Each of the three cultures has its own basic game plan, which you also need to understand. But in global business, winning is relative. Competitors from other countries or regions may be playing quite different types of game during the same transaction. What an American sees as a win-win situation, a Chinese businessperson may perceive as a win-lose situation.
Your own overall game plan for global business should include the strategic use of protocol. This, says Leaptrott, consists not merely of knowing how to shake hands. It consists of ‘knowing how to shake hands with the right person at the right time in the right way so that you communicate respect, knowledge and self-confidence’. You can choose merely to go through the motions or you can use your knowledge of protocol strategically, to your advantage.
Leaptrott takes us in detail through a hypothetical scenario to demonstrate how her concepts can be put into practice when approaching an unfamiliar culture. This shows us how to deduce correct protocol from a known cultural identity and how to develop an appropriate game plan. Her approach - which she says is appropriate for dealing with any culture anywhere in the world - consists of the following steps:
In addition to general guidance, the book is crammed with detail on specific places. Two chapters present detailed information about major regions and countries of the world, showing how the game is played in different parts of the globe. These include the Arab World Game, the Pacific Rim Game, the Australian Game and the African Game, among others. A final, long chapter serves as a quick reference guide to many individual nations ranging from Argentina to Vietnam. For each country, Leaptrott provides data about its cultural type and primary motivation (for England, the latter is ‘maintenance of both status and the status quo’!), the game plan pursued by that culture, and the local rules for business. Leaptrott even includes a chapter on ‘The Exciting Game of International Dining’, which she describes as ‘a game of position, skill and honour’.
Leaptrott is concerned not merely with suggesting what to do but also why a behaviour is appropriate and necessary in a particular cultural setting. She lays down three prime directives for cross-cultural preparation. Never play the game by trying to become like your opponent, and never expect your opponent to become like you. Never judge another culture as being good or bad relative to your own. Remember that the global business game is about people. (The latter is a warning for Americans who, says Leaptrott, tend to focus on numbers and products rather than seeing business as interaction among people).
Some people may say that Leaptrott’s approach encourages stereotyping.
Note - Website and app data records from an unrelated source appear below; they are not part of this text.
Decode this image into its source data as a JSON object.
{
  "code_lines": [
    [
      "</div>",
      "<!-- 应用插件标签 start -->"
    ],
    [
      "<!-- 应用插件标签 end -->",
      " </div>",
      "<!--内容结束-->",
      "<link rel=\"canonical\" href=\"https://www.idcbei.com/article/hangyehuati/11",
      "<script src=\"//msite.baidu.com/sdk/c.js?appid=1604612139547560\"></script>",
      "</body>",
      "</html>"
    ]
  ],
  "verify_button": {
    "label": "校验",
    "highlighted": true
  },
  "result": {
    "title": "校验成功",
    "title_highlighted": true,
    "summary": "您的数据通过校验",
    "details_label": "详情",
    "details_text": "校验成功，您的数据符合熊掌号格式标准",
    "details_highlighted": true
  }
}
The savvy international manager knows, however, that a stereotype can actually be a very useful starting point in any new cross-cultural situation - as long as he or she is prepared to modify or abandon the stereotype when new information appears. That is how Leaptrott’s book should be used - as a springboard for further reflection rather than a definitive description of particular cultures.
To go back to the question we started with. Digital technology is bound to have some impact on culture - and vice versa. Just how the two interact and how they together affect business performance might be a fruitful area for research. Is it possible that some cultures may possess some advantages over others in the digital economy? If Rosabeth Moss Kanter is right when she suggests (in her book Evolve) that dotcom success depends on creating a spirit of community among employees and partners, do the collective cultures described by Nan Leaptrott have a head start? Or, will the greater individualism of the pluralists have the edge in innovation?